Scientists led by Dr. Cayetano González, ICREA researcher at IRB Barcelona, and Dr. Renata Basto, group leader at the Institut Curie in France, have found a new form of instability, which is not genomic but functional, that they have called “ Illuminati”. This form of instability does not take place in the DNA sequence, or the structure, number, or function of chromosomes, but rather acts at the epigenetic level. The researchers have observed this phenomenon in neural (nervous system) stem cells in the brain of the Drosophila fly.

“Illuminati is unlike other epigenetic mechanisms of gene inactivation known to date in Drosophila and it is sensitive to environmental conditions such as diet and temperature. In particular, Illuminati is highly potentiated in malignant tumours that originate from Drosophila neural stem cells”, explains Dr. González.

Drosophila as a model to study genomic instability and disease

The Cell Division laboratory at IRB Barcelona uses the Drosophila fly as an experimental model to study the causes and effects of genomic instability. One of the tools they have developed consists of flies with markers designed in such a way that a fluorescent signal is turned on only in cells in which the integrity of the genome is compromised. The key to this system is a protein called Gal80, so mutations in the gene that encodes this protein (or the loss of the chromosome that carries this gene) act as molecular triggers that lead to the expression of a fluorescent protein.

This technique, which is highly sensitive since it can detect genomic instability in a single cell within an entire organism, has allowed the discovery of this new epigenetic regulation mechanism.

Among other projects, the group is currently using this study model to examine the contribution of genomic instability to tumour growth, and the differences in genomic instability between the sexes.

This study has been supported by the European Research Council (ERC), the Spanish Ministry of Science and Innovation, the European Regional Development Fund (ERDF), and the French National Centre for Scientific Research (CNRS).


Related article:
Illuminati: a form of gene expression plasticity in Drosophila neural stem cells
Alix Goupil, Jan Peter Heinen, Riham Salame, Fabrizio Rossi, Jose Reina, Carole Pennetier, Anthony Simon, Patricia Skorski, Anxela Louzao, Allison J. Bardin, Renata Basto and Cayetano Gonzalez
Development (2022) DOI: 10.1242/dev.200808


About IRB Barcelona

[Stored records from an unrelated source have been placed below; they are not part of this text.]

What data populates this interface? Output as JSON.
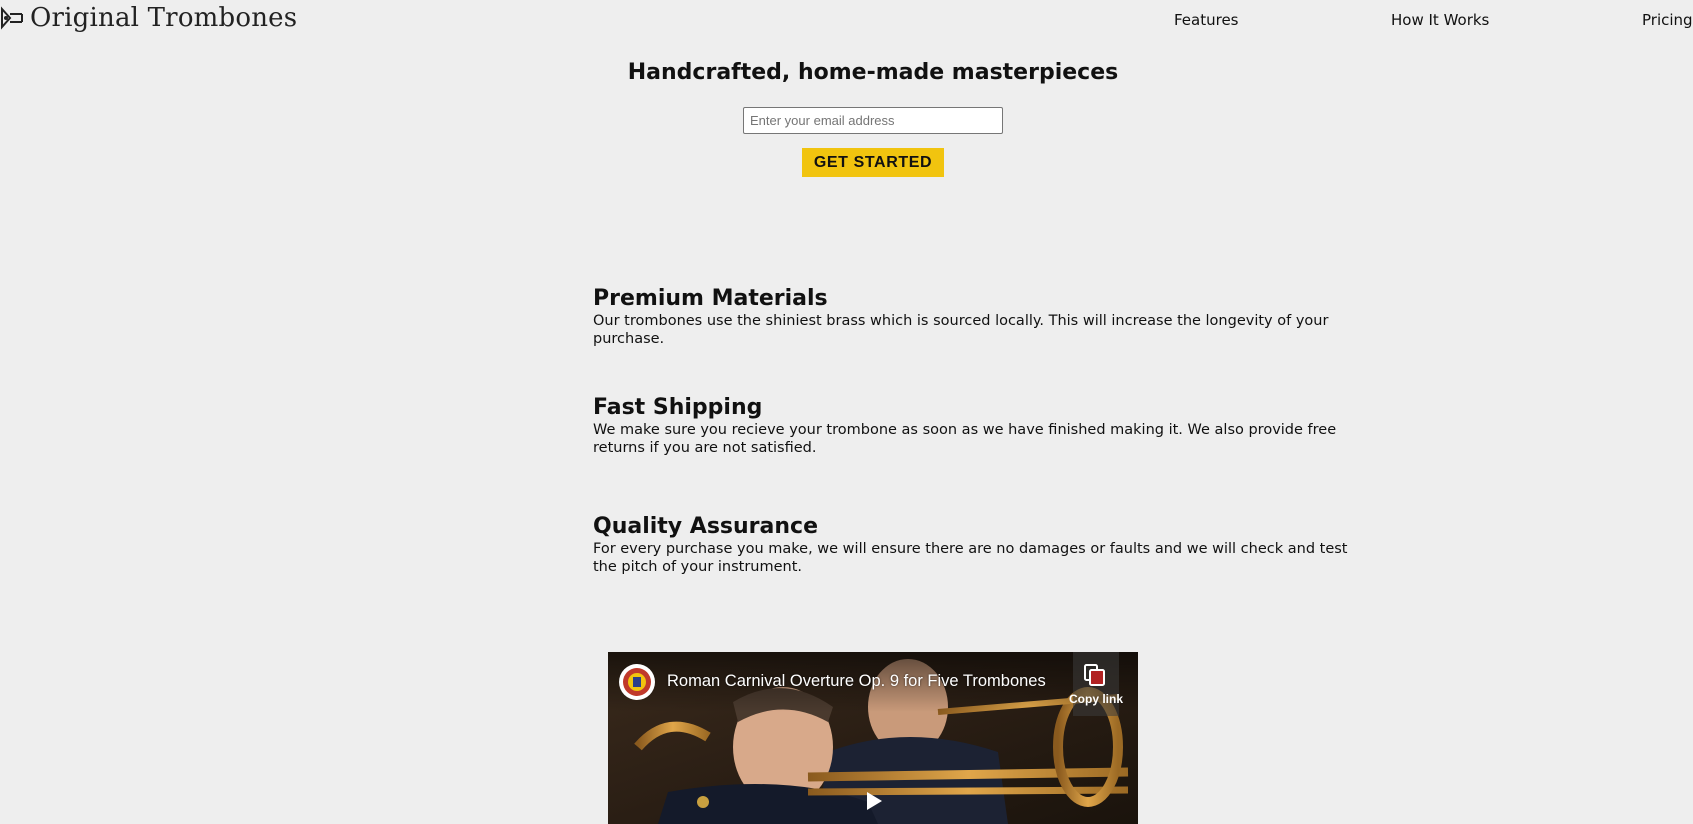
{
  "header": {
    "logo_text": "Original Trombones",
    "logo_icon": "trombone-icon",
    "nav": [
      {
        "label": "Features"
      },
      {
        "label": "How It Works"
      },
      {
        "label": "Pricing"
      }
    ]
  },
  "hero": {
    "title": "Handcrafted, home-made masterpieces",
    "email_placeholder": "Enter your email address",
    "email_value": "",
    "cta_label": "GET STARTED",
    "cta_color": "#f1c40f"
  },
  "features": [
    {
      "title": "Premium Materials",
      "text": "Our trombones use the shiniest brass which is sourced locally. This will increase the longevity of your purchase."
    },
    {
      "title": "Fast Shipping",
      "text": "We make sure you recieve your trombone as soon as we have finished making it. We also provide free returns if you are not satisfied."
    },
    {
      "title": "Quality Assurance",
      "text": "For every purchase you make, we will ensure there are no damages or faults and we will check and test the pitch of your instrument."
    }
  ],
  "video": {
    "title": "Roman Carnival Overture Op. 9 for Five Trombones",
    "copy_link_label": "Copy link",
    "copy_icon": "copy-icon",
    "play_icon": "play-icon",
    "channel_icon": "channel-avatar"
  }
}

The Institute for Research in Biomedicine (IRB Barcelona) pursues a society free of disease. To this end, it conducts multidisciplinary research of excellence to cure cancer and other diseases linked to ageing. It establishes technology transfer agreements with the pharmaceutical industry and major hospitals to bring research results closer to society, and organises a range of science outreach activities to engage the public in an open dialogue. IRB Barcelona is an international centre that hosts 400 researchers and more than 30 nationalities. Recognised as a Severo Ochoa Centre of Excellence since 2011, IRB Barcelona is a CERCA centre and member of the Barcelona Institute of Science and Technology (BIST).